Records from a data collection
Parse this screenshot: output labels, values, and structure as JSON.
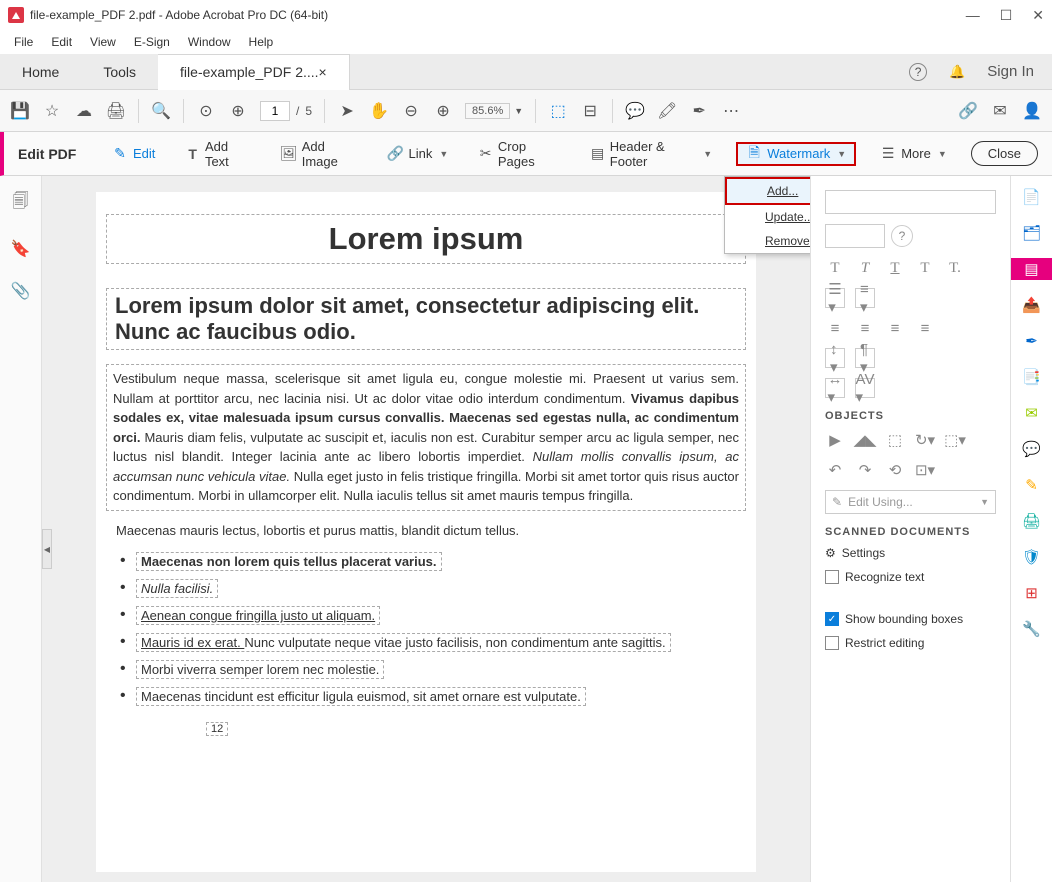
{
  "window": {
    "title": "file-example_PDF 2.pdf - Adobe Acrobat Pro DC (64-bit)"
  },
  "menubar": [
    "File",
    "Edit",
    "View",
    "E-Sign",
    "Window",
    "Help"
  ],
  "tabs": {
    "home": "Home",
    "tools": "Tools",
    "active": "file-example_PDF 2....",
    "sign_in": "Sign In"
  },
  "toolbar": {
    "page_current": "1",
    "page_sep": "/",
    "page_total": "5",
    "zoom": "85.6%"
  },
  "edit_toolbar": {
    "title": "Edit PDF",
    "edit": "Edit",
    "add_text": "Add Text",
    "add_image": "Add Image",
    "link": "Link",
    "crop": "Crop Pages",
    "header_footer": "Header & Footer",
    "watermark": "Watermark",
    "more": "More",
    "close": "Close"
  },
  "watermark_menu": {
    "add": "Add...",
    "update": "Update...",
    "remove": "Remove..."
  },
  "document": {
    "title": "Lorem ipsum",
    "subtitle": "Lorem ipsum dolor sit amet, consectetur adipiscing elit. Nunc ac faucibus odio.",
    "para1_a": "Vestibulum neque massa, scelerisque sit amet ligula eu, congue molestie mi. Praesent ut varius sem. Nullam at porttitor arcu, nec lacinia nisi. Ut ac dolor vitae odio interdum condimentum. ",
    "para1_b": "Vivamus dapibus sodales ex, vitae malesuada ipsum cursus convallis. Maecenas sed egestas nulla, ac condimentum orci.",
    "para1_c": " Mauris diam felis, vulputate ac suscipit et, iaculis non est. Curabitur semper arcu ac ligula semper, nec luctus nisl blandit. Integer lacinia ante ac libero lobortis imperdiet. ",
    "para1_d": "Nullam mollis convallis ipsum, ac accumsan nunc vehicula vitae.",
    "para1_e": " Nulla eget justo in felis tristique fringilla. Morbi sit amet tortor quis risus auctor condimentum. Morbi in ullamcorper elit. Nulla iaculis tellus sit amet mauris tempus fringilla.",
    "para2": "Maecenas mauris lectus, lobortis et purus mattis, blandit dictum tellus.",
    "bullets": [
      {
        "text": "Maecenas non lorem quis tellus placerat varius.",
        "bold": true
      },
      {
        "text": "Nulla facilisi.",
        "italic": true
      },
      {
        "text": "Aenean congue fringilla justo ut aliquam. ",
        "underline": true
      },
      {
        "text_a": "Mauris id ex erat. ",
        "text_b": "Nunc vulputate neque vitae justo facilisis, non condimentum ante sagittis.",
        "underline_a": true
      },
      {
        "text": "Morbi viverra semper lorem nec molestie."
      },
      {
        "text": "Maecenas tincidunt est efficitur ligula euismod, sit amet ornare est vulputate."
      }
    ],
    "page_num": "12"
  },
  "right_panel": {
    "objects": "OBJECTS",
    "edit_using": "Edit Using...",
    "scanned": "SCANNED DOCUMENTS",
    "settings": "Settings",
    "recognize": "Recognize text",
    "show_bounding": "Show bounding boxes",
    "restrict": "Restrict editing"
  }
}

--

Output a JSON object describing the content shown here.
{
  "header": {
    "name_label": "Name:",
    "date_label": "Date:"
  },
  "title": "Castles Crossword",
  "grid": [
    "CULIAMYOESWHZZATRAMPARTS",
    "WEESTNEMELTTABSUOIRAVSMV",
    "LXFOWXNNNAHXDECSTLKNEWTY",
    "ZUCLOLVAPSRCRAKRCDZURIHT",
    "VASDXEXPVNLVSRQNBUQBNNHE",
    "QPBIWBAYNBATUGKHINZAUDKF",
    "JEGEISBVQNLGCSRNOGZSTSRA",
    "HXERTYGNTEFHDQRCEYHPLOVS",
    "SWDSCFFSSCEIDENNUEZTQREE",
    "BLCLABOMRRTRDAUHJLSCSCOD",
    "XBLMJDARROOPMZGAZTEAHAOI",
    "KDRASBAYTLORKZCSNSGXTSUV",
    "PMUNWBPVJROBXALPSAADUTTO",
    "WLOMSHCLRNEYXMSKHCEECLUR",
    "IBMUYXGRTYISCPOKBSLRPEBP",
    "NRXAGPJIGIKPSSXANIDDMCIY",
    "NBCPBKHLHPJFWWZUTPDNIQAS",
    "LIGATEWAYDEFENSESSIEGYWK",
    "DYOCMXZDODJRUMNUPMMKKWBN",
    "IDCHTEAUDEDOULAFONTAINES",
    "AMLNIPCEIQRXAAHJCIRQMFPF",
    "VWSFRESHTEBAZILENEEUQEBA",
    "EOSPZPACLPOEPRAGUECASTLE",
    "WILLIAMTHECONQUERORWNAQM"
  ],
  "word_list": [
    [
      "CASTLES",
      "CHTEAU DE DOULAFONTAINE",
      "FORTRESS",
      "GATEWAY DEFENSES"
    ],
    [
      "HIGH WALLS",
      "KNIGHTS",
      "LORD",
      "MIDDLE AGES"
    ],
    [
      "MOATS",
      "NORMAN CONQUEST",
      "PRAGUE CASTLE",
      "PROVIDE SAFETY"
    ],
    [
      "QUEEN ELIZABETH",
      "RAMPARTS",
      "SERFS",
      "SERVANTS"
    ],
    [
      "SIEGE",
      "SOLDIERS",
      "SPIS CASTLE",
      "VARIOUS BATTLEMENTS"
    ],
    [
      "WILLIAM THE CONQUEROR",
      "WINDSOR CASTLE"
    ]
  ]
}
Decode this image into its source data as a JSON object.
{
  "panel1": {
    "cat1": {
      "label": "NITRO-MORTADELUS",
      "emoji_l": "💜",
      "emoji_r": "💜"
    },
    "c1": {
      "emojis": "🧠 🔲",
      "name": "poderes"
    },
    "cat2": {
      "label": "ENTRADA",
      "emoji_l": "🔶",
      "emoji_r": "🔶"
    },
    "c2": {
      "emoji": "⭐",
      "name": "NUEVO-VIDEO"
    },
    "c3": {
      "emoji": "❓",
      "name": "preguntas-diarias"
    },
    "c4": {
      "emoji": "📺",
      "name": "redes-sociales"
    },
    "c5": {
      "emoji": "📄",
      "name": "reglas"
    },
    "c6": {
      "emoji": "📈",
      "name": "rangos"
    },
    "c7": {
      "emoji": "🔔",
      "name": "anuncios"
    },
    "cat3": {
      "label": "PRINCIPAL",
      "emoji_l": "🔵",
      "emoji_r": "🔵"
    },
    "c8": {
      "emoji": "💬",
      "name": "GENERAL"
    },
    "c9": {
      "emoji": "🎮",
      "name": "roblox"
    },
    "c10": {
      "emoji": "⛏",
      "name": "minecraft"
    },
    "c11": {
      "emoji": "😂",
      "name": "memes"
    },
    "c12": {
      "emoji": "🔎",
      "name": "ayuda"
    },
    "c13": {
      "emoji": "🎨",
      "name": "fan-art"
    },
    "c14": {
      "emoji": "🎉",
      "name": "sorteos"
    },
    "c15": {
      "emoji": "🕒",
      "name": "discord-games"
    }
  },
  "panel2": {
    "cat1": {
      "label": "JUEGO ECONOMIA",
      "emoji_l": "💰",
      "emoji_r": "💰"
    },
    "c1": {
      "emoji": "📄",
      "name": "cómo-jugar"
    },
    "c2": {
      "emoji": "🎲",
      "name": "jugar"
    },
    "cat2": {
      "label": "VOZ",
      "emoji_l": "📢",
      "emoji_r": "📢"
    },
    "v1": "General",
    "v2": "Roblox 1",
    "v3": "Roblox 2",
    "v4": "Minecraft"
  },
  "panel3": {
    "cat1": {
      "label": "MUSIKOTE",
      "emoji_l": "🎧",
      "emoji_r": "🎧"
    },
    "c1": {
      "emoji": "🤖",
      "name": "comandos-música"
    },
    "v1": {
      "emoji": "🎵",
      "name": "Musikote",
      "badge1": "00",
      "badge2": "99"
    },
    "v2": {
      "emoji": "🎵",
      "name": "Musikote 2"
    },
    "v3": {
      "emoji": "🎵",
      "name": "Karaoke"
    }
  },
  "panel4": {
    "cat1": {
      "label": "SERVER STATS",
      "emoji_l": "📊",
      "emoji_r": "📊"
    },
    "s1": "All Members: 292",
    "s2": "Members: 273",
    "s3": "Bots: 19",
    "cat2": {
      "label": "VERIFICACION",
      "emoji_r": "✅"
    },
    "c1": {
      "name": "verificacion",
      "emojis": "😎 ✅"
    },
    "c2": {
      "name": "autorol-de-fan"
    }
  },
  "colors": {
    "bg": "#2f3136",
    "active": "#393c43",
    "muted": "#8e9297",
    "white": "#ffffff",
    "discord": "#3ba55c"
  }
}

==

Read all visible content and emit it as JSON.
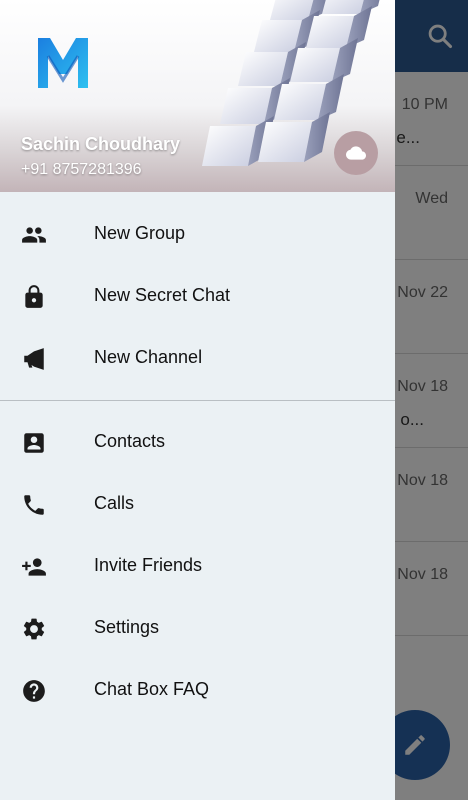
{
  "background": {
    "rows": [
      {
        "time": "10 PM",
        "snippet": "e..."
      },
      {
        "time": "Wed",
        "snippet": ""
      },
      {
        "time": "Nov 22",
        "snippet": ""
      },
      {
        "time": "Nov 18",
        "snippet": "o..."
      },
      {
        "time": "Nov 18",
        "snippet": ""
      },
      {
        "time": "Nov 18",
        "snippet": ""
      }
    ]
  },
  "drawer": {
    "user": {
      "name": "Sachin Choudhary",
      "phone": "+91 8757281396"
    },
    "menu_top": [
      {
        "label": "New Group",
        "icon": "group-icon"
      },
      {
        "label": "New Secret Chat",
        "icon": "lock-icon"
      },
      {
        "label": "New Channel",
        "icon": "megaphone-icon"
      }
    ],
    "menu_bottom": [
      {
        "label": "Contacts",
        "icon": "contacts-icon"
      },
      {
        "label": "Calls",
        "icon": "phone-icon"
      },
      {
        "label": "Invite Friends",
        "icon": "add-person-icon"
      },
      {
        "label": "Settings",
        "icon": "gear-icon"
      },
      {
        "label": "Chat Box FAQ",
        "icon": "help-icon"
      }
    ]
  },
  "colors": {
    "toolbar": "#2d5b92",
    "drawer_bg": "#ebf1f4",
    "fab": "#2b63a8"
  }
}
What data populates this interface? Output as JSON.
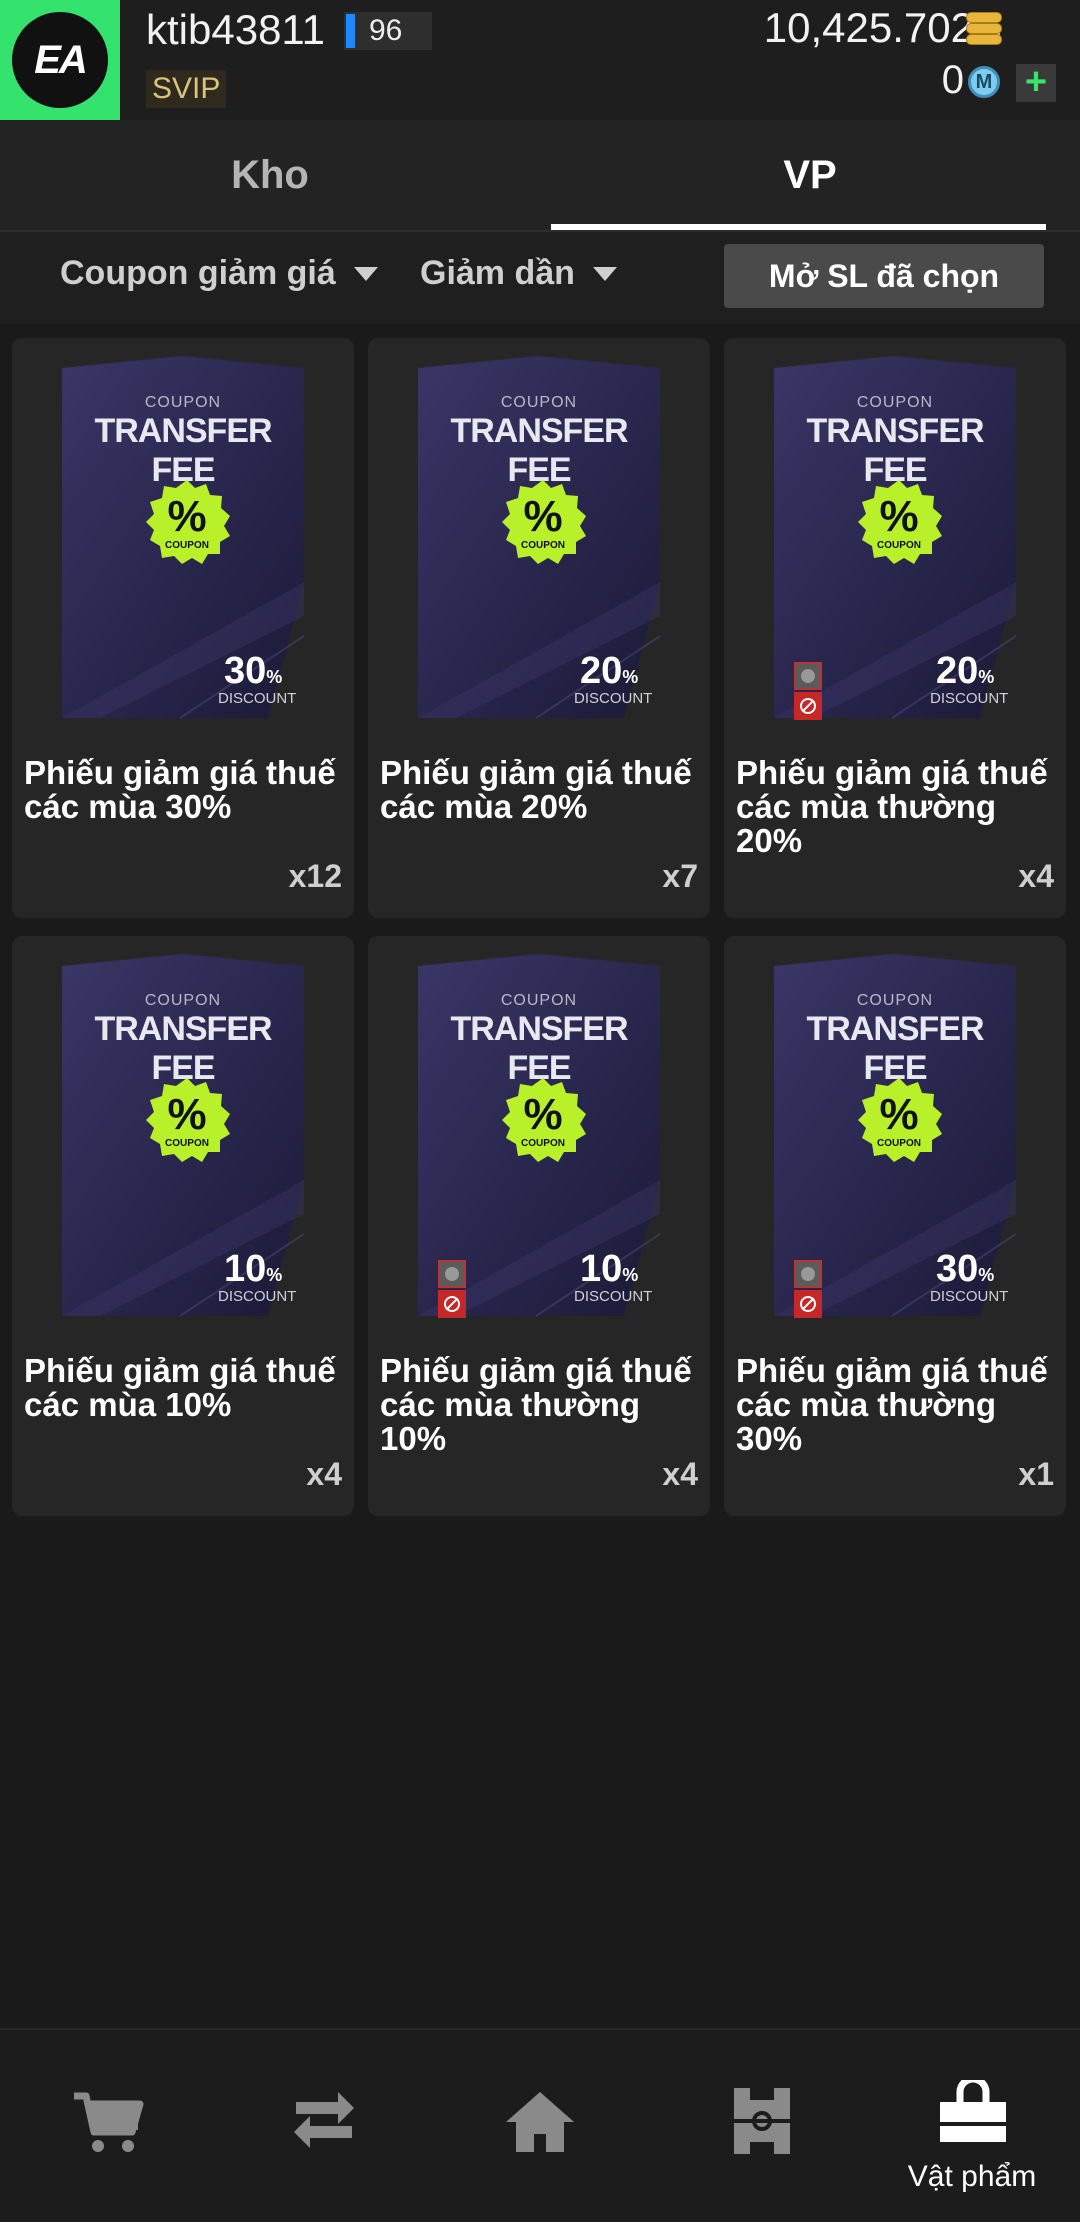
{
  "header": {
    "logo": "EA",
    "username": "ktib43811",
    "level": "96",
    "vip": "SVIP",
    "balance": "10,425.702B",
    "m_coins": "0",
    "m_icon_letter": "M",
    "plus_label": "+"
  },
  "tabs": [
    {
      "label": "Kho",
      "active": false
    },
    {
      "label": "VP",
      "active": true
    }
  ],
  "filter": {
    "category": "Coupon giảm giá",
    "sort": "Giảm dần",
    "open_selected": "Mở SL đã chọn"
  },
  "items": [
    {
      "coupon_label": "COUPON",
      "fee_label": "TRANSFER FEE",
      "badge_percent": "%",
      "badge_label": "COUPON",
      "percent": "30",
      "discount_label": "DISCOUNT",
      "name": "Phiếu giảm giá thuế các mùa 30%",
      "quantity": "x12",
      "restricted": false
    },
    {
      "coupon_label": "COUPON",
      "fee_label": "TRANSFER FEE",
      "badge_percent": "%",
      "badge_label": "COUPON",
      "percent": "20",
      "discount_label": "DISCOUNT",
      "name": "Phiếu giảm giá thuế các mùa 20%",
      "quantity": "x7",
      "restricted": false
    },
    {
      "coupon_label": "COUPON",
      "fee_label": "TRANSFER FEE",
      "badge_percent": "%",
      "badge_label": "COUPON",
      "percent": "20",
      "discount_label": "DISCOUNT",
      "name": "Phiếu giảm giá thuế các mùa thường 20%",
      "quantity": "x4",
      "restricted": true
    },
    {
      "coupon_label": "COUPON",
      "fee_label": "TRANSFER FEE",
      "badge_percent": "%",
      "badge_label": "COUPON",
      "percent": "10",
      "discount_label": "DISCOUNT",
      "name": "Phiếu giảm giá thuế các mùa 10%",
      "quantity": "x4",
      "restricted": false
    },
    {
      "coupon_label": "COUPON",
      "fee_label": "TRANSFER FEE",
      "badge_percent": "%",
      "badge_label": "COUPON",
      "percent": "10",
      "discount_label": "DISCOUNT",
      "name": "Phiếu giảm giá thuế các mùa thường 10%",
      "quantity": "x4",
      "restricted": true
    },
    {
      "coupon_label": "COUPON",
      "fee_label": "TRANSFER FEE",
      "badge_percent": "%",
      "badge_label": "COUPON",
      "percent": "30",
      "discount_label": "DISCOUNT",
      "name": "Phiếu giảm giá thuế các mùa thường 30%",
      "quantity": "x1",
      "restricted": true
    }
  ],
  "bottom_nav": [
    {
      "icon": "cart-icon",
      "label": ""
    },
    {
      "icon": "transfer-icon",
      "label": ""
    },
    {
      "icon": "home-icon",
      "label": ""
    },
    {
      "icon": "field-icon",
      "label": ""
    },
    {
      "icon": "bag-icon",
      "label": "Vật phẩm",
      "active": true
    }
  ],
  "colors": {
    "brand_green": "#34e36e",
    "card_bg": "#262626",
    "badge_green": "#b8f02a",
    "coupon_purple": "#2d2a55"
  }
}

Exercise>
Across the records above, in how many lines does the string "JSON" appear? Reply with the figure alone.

Solution for this problem>
5